A Prokopowicz, University of New Orleans, US
The paper will address the path of the Polish rail reforms and provide an answer why it is as it is.

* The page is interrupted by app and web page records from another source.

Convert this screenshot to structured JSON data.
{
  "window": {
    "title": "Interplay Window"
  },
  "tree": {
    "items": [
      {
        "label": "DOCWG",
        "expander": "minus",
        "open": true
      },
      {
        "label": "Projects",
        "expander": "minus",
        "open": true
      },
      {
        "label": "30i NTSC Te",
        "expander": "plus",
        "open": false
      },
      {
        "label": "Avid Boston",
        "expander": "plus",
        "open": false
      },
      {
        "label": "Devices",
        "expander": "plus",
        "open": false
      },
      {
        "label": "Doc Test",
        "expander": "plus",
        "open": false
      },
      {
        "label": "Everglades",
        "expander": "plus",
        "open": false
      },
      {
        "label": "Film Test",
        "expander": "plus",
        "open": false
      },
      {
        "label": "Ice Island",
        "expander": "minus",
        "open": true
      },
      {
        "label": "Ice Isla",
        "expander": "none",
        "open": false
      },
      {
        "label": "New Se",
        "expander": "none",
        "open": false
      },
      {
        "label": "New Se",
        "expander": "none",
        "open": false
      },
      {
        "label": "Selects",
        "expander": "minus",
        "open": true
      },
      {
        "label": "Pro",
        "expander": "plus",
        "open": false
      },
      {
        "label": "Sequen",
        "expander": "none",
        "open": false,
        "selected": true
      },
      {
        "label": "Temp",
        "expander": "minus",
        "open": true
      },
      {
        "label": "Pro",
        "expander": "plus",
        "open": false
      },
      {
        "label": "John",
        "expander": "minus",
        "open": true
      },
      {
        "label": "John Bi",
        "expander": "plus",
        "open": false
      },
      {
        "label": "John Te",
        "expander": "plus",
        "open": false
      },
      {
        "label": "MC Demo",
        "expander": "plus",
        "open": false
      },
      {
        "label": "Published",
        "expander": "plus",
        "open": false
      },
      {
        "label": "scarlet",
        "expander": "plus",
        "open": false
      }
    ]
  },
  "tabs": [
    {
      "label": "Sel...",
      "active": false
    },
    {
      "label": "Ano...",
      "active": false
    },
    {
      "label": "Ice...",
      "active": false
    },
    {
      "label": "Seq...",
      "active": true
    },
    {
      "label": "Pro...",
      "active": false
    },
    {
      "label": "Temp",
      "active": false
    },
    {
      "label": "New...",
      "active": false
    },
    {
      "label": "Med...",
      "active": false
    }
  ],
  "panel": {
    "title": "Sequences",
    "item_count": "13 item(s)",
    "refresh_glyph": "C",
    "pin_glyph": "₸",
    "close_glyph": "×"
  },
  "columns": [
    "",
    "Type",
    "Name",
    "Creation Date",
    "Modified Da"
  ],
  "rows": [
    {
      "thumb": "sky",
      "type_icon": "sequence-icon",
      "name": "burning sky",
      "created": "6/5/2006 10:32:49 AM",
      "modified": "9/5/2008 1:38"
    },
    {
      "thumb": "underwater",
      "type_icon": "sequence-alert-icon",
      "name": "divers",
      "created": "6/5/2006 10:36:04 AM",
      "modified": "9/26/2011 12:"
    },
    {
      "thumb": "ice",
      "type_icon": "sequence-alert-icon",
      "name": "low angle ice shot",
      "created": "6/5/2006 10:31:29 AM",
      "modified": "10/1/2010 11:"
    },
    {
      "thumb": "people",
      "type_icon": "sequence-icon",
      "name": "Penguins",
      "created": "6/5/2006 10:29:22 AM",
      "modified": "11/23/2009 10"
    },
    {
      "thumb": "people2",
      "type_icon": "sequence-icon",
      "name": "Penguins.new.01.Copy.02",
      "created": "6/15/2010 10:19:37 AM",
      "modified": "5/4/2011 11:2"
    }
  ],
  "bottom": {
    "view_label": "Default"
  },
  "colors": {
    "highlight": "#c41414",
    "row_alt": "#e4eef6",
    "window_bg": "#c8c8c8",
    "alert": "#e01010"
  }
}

About ten years have passed since Poland has embarked on a complex and revolutionary changes of its state railroads. The initial reform program was published in 1999 by then trade union Solidarity-led government. It involved many drastic reformatory measures. The major objective of these measures was to decrease the state budget involvement in funding the railroad. The course of the reforms was to combine the U.S. and the European rail development and management approaches. The program involved dividing the state company in a number of joint stock companies, employment restructuring (in fact significant lay-offs), privatization of major joint stock companies (none privatized so far), financing restructuring (the newly created joint stock companies inherited 10 billion Polish zloty debt (3 billion euro) from the state enterprise PKP), real estate restructuring (only a small portion of rail real property has been sold until 2011). There were several major updates and changes to the initial plan in the period 1999-2011 addressing mainly the issues of privatization, employment, and state subsidies to PSO (Public Service Obligation) regional rail services, and state subsidies to IM (Infrastructure Manager). The current (2011) situation of the railroad has not significantly improved. The TAC (Track Access Charges) are one of the largest in the European Union, EU supported infrastructure projects have not been sufficiently completed, privatization seems to be still slow or non-existent, the debt of the railroad has been reduced but is still significant. Rail becomes less and less competitive with road transport. The paper will address the path of the reforms and provide an answer why it is as it is. The author will identify economic, management, financial and political factors which resulted in lack of accomplishment of the objectives of the 1999 Rail Reform Program for more than 10 years. The paper will provide a list of pros and cons in reforming post-communist railroads. It will also address the role of the state and the private sector in these reforms. Institutional aspects of the reforms will be addressed. The results of the experimental move of the PSO rail regional services to regional governments will be assessed. The implementation of EC directives regarding competition in the rail market will be discussed. The paper will conclude in recommendations on further path of Poland?s in rail reforms, role and assistance that EU can provide to complete this process, participation of financial institutions, and policy of Poland?s state and regional governments. Finally, financial requirements for successful completion of the reforms will be identified in terms of the necessary budget expenditures.
Association for European Transport